[[ DATA open ]]

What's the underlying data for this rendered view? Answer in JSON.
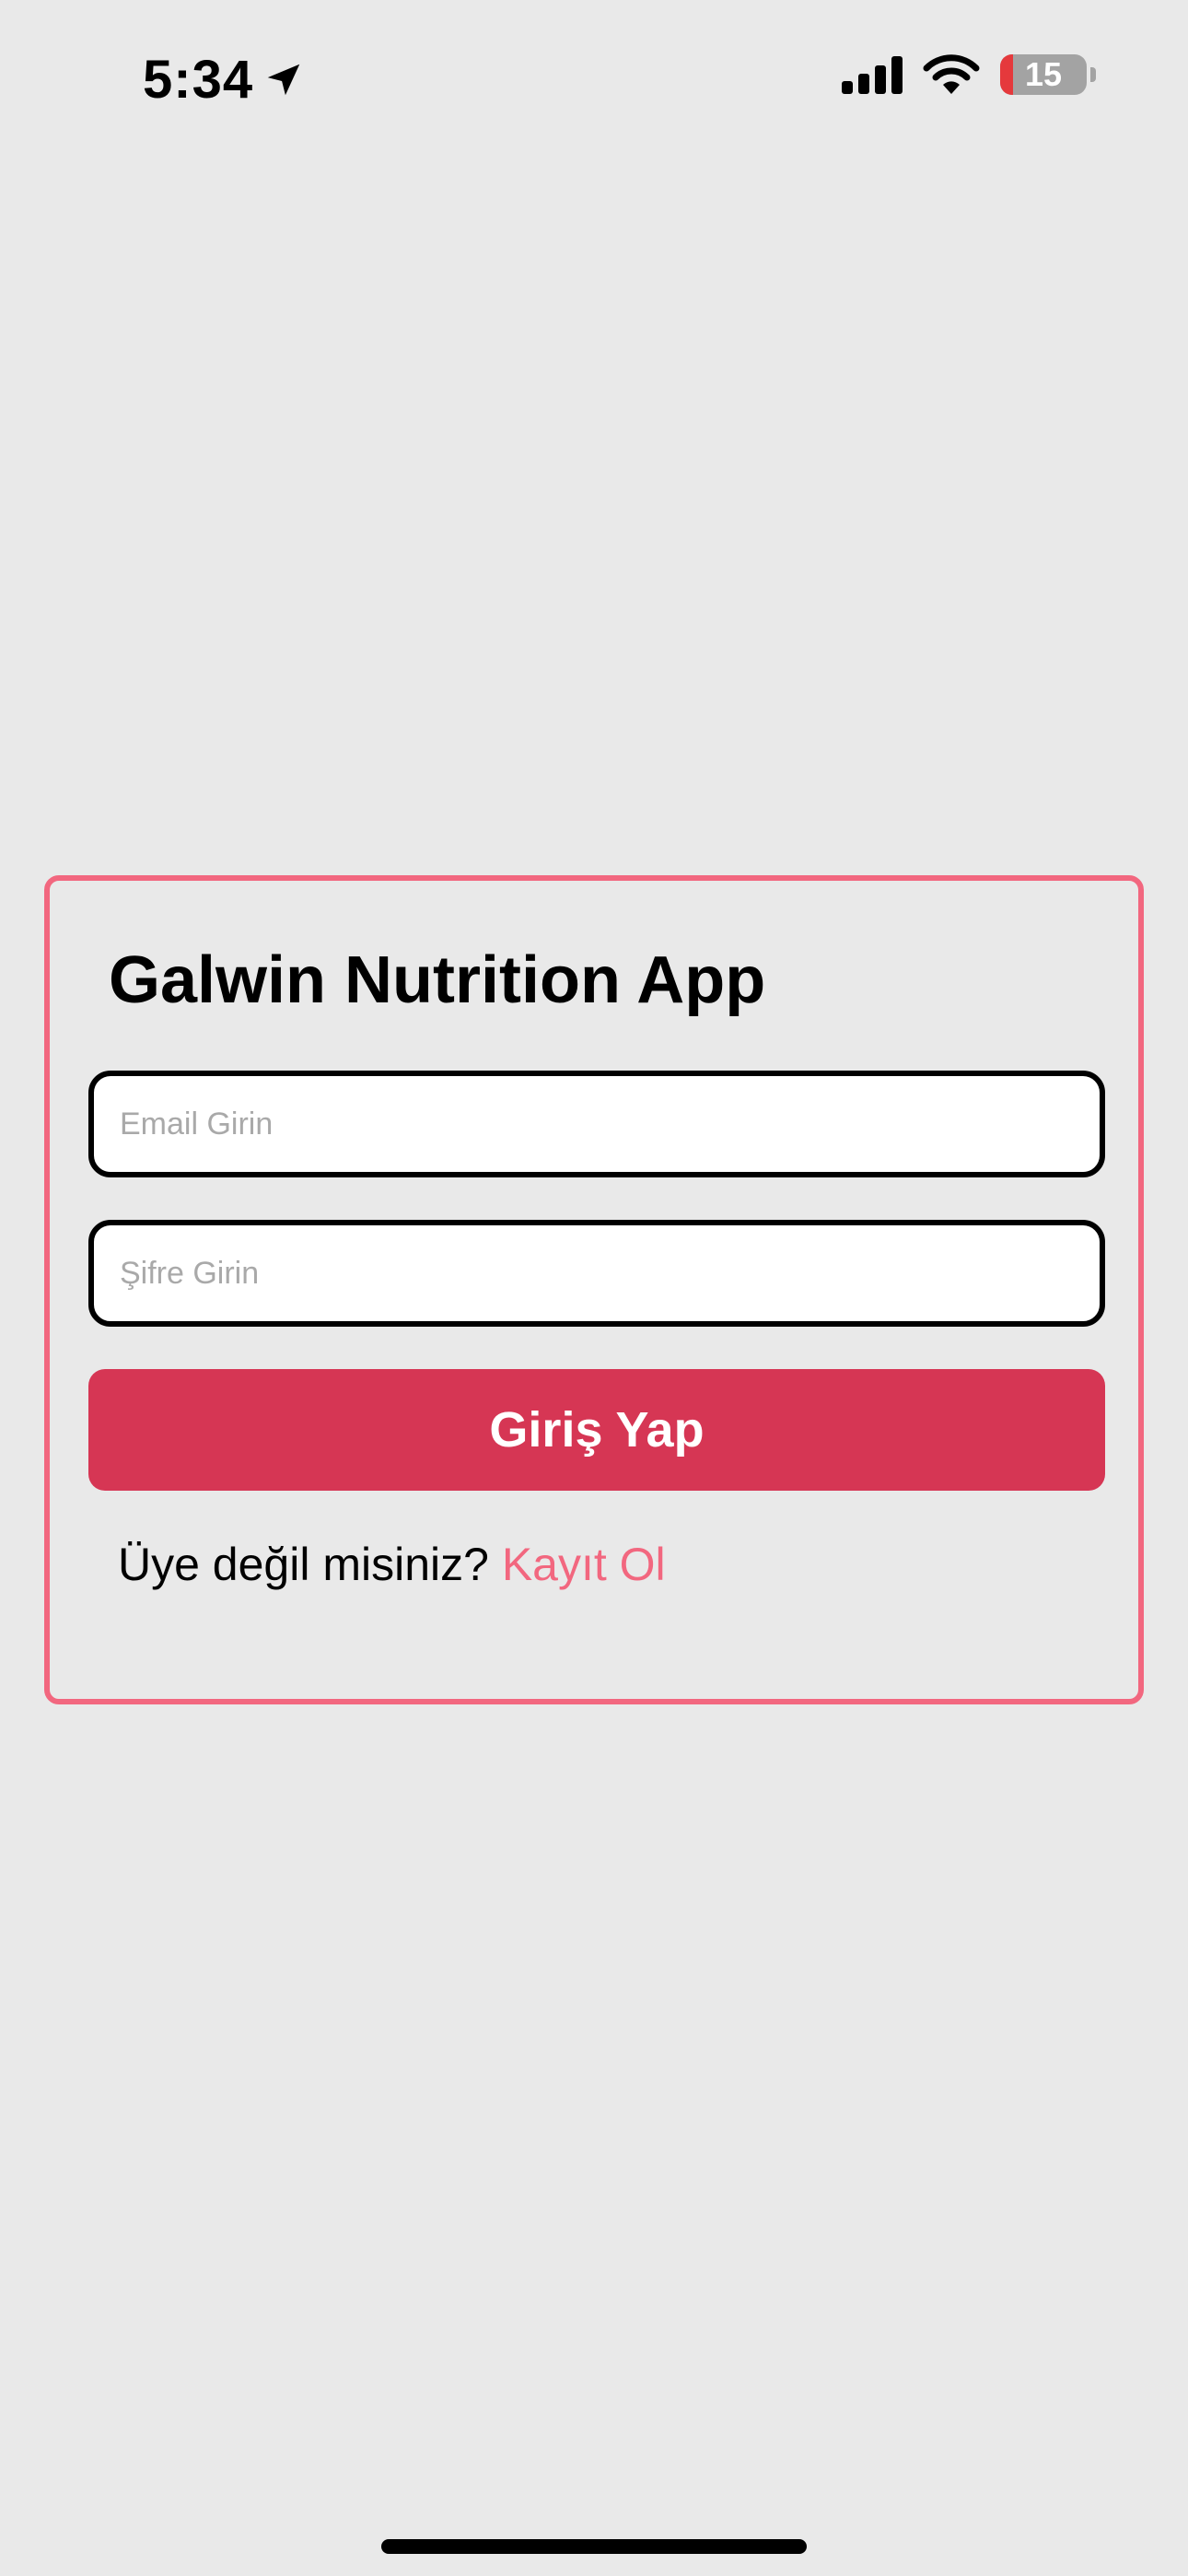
{
  "status_bar": {
    "time": "5:34",
    "battery_level": "15",
    "battery_fraction": 0.15,
    "icons": [
      "location-arrow-icon",
      "cellular-signal-icon",
      "wifi-icon",
      "battery-icon"
    ]
  },
  "login": {
    "title": "Galwin Nutrition App",
    "email_placeholder": "Email Girin",
    "email_value": "",
    "password_placeholder": "Şifre Girin",
    "password_value": "",
    "submit_label": "Giriş Yap",
    "signup_prompt": "Üye değil misiniz?",
    "signup_link": "Kayıt Ol"
  },
  "colors": {
    "background": "#e9e9e9",
    "card_border": "#f2677f",
    "primary_button": "#d63654",
    "link": "#f2677f",
    "battery_low": "#e5393c"
  }
}
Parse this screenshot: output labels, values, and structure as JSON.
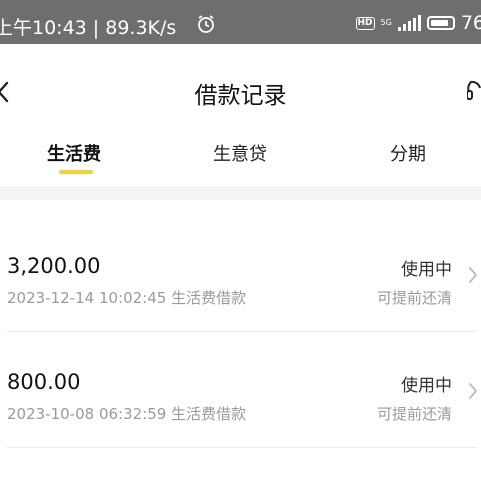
{
  "statusbar": {
    "time": "上午10:43 | 89.3K/s",
    "network_label": "5G",
    "hd_label": "HD",
    "battery_text": "76"
  },
  "header": {
    "title": "借款记录",
    "back_icon": "chevron-left-icon",
    "service_icon": "headset-icon"
  },
  "tabs": [
    {
      "label": "生活费",
      "active": true
    },
    {
      "label": "生意贷",
      "active": false
    },
    {
      "label": "分期",
      "active": false
    }
  ],
  "records": [
    {
      "amount": "3,200.00",
      "meta": "2023-12-14 10:02:45 生活费借款",
      "status": "使用中",
      "action": "可提前还清"
    },
    {
      "amount": "800.00",
      "meta": "2023-10-08 06:32:59 生活费借款",
      "status": "使用中",
      "action": "可提前还清"
    }
  ],
  "colors": {
    "accent_underline": "#f2d331",
    "statusbar_bg": "#6e6e6e",
    "muted_text": "#9a9a9a"
  }
}
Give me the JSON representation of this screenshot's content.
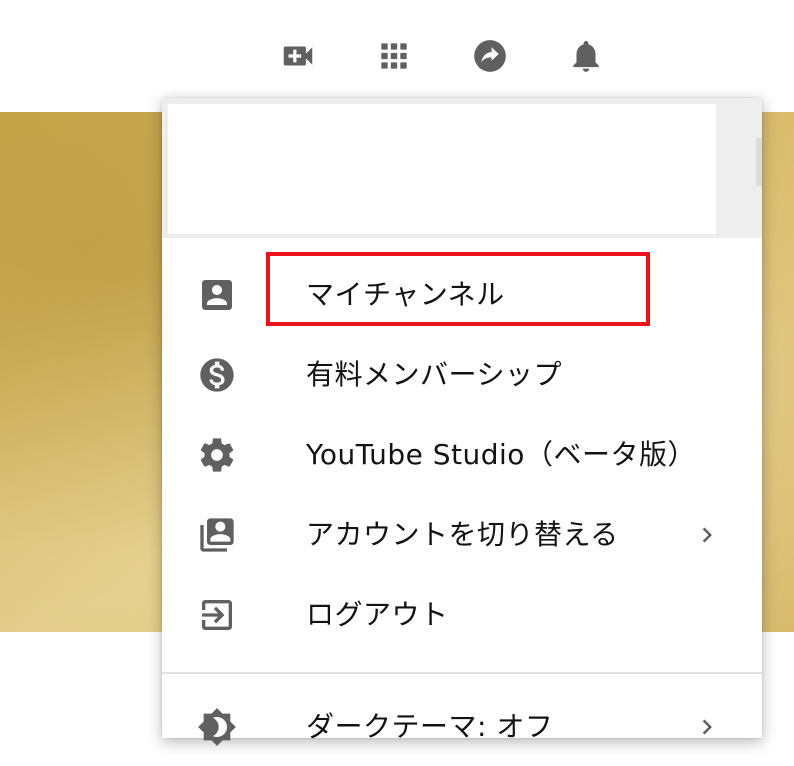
{
  "masthead": {
    "icons": [
      "video-camera-add-icon",
      "apps-grid-icon",
      "share-arrow-icon",
      "bell-icon"
    ]
  },
  "account_menu": {
    "items": [
      {
        "label": "マイチャンネル",
        "icon": "account-box-icon",
        "highlighted": true
      },
      {
        "label": "有料メンバーシップ",
        "icon": "dollar-circle-icon"
      },
      {
        "label": "YouTube Studio（ベータ版）",
        "icon": "gear-icon"
      },
      {
        "label": "アカウントを切り替える",
        "icon": "switch-account-icon",
        "has_submenu": true
      },
      {
        "label": "ログアウト",
        "icon": "exit-icon"
      }
    ],
    "partial_item": {
      "label": "ダークテーマ: オフ",
      "icon": "dark-theme-icon",
      "has_submenu": true
    }
  },
  "colors": {
    "icon_gray": "#606060",
    "highlight_red": "#e8141c",
    "banner_gold": "#d7ba6a"
  }
}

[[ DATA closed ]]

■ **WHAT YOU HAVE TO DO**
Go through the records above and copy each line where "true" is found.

■ **WORKED SOLUTION**
      "active": true
        "highlighted": true
        "has_submenu": true
      "has_submenu": true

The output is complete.